NYSE Fines RBC for Proxy Handling

Bloomberg, 9 August 2006

Royal Bank of Canada agreed to pay $80,000 to the New York Stock Exchange to settle allegations that it mishandled proxies, making it the fifth brokerage faulted this year for breaking rules governing votes on corporate actions.

RBC Capital Markets, a unit of Canada's biggest bank, agreed to the fine without admitting or denying wrongdoing, the NYSE said in a statement today. Deutsche Bank AG has drawn the largest fine, paying $1 million in February, followed by UBS AG's $600,000 in June. The fines stem from a 2004 investigation into whether shareholders may be disenfranchised by brokerages that cast too many, or too few, votes on corporate actions.

``We want to give the firm message that this is an area where they need to have tighter controls,'' Linda Riefberg, a vice president at NYSE Regulation's enforcement division, said in an interview. ``NYSE Regulation will continue to review firms for compliance with the proxy rules and see if the firms are getting their reconciliation responsibilities right.''
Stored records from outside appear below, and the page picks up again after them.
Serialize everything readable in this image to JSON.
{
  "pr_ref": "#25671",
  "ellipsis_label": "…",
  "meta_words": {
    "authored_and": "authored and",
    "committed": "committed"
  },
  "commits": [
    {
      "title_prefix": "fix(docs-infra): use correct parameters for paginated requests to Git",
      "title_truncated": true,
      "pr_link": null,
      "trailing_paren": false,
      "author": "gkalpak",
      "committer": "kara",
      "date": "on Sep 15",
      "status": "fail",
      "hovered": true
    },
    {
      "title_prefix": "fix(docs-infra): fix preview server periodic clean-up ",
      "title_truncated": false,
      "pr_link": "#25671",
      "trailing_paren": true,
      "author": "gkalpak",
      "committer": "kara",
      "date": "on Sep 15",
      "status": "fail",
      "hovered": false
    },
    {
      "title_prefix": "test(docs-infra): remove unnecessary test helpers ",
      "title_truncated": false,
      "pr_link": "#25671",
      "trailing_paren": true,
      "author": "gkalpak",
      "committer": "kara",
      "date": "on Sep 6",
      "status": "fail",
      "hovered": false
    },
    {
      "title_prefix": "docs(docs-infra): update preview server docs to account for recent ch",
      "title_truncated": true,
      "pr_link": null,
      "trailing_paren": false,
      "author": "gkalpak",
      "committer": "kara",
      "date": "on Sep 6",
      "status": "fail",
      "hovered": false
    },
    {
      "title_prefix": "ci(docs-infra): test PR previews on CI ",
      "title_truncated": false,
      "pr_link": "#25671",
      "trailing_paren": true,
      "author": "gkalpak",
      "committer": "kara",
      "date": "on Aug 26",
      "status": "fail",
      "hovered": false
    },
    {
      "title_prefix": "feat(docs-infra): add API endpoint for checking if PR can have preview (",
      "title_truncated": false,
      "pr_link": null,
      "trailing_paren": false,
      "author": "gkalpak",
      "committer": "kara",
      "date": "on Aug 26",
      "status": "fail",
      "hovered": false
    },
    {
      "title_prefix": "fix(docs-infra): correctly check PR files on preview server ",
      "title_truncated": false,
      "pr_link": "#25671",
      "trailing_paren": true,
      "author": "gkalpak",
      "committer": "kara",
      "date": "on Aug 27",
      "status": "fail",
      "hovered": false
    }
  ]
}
The fine against Toronto-based Royal Bank was announced by the exchange today among 51 disciplinary actions that netted a total of $1.47 million. In 2004, the firm instituted written polices and procedures to correctly tabulate its proxy votes, according to an NYSE disciplinary panel.
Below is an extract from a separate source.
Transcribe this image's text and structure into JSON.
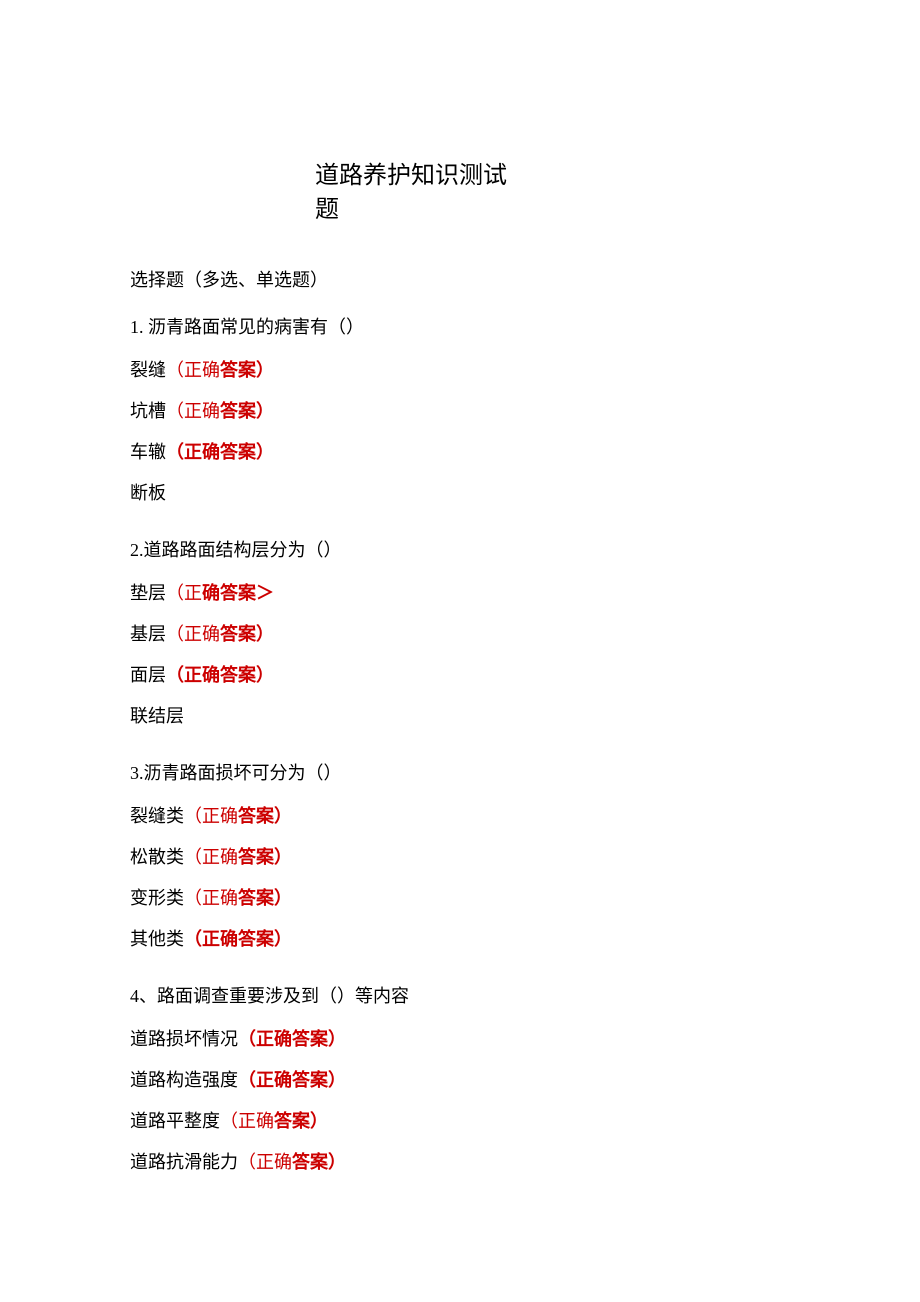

``We respect the decision of the NYSE hearing board and are pleased that this is now resolved,'' said Katherine Gay, a spokeswoman for the bank.

Daiwa Securities America Inc., the U.S. unit of Japan's second-largest brokerage, drew the largest fine announced today, agreeing to pay $250,000 for failing to retain some e-mails and business records.
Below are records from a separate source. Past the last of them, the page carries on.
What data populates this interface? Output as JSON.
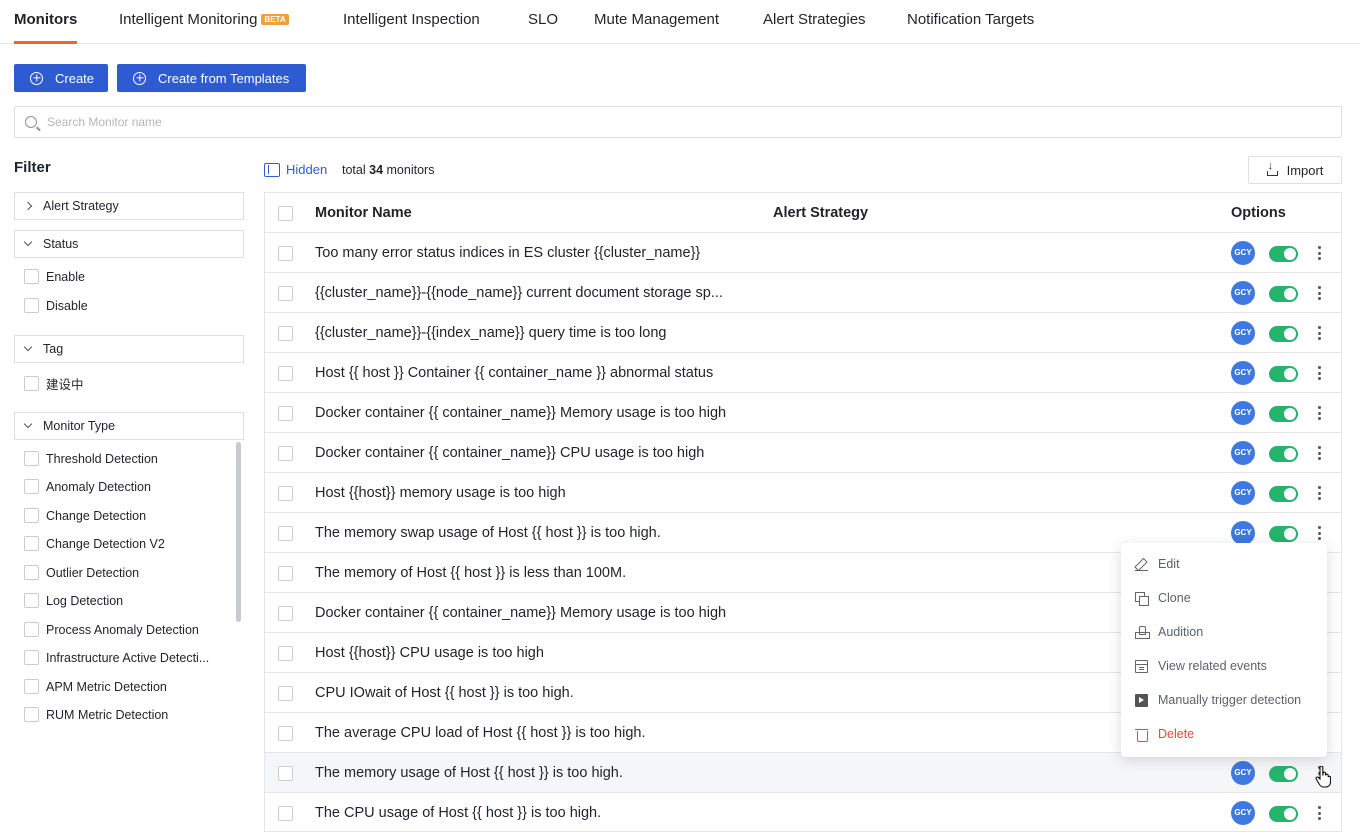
{
  "nav": {
    "tabs": [
      {
        "label": "Monitors",
        "active": true
      },
      {
        "label": "Intelligent Monitoring",
        "badge": "BETA"
      },
      {
        "label": "Intelligent Inspection"
      },
      {
        "label": "SLO"
      },
      {
        "label": "Mute Management"
      },
      {
        "label": "Alert Strategies"
      },
      {
        "label": "Notification Targets"
      }
    ]
  },
  "toolbar": {
    "create_label": "Create",
    "create_templates_label": "Create from Templates",
    "search_placeholder": "Search Monitor name",
    "hidden_label": "Hidden",
    "total_prefix": "total",
    "total_count": "34",
    "total_suffix": "monitors",
    "import_label": "Import"
  },
  "filter": {
    "title": "Filter",
    "groups": {
      "alert_strategy": "Alert Strategy",
      "status": "Status",
      "tag": "Tag",
      "monitor_type": "Monitor Type"
    },
    "status_options": [
      "Enable",
      "Disable"
    ],
    "tag_options": [
      "建设中"
    ],
    "type_options": [
      "Threshold Detection",
      "Anomaly Detection",
      "Change Detection",
      "Change Detection V2",
      "Outlier Detection",
      "Log Detection",
      "Process Anomaly Detection",
      "Infrastructure Active Detecti...",
      "APM Metric Detection",
      "RUM Metric Detection"
    ]
  },
  "table": {
    "columns": {
      "name": "Monitor Name",
      "strategy": "Alert Strategy",
      "options": "Options"
    },
    "avatar_text": "GCY",
    "rows": [
      {
        "name": "Too many error status indices in ES cluster {{cluster_name}}"
      },
      {
        "name": "{{cluster_name}}-{{node_name}} current document storage sp..."
      },
      {
        "name": "{{cluster_name}}-{{index_name}} query time is too long"
      },
      {
        "name": "Host {{ host }} Container {{ container_name }} abnormal status"
      },
      {
        "name": "Docker container {{ container_name}} Memory usage is too high"
      },
      {
        "name": "Docker container {{ container_name}} CPU usage is too high"
      },
      {
        "name": "Host {{host}} memory usage is too high"
      },
      {
        "name": "The memory swap usage of Host {{ host }} is too high."
      },
      {
        "name": "The memory of Host {{ host }} is less than 100M."
      },
      {
        "name": "Docker container {{ container_name}} Memory usage is too high"
      },
      {
        "name": "Host {{host}} CPU usage is too high"
      },
      {
        "name": "CPU IOwait of Host {{ host }} is too high."
      },
      {
        "name": "The average CPU load of Host {{ host }} is too high."
      },
      {
        "name": "The memory usage of Host {{ host }} is too high."
      },
      {
        "name": "The CPU usage of Host {{ host }} is too high."
      }
    ]
  },
  "menu": {
    "edit": "Edit",
    "clone": "Clone",
    "audition": "Audition",
    "view_events": "View related events",
    "trigger": "Manually trigger detection",
    "delete": "Delete"
  },
  "colors": {
    "primary": "#2f5bd2",
    "active_tab_underline": "#e8682a",
    "toggle_on": "#26b36b",
    "avatar": "#3e78e0",
    "danger": "#e5483f"
  }
}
``We are satisfied that this settlement recognizes our improvements in our record keeping and internal review procedures and resolves our open issues with the exchange,'' a Daiwa spokeswoman said.

In addition to Deutsche Bank, Germany's biggest bank, and UBS, Europe's largest, Goldman Sachs Group Inc. and Credit Suisse Group have also been fined by the exchange for mishandling proxies. All the firms agreed to pay the fines without admitting or denying wrongdoing.

None of the violations cited by the NYSE in its investigation affected the outcome of votes on corporate actions, the exchange said.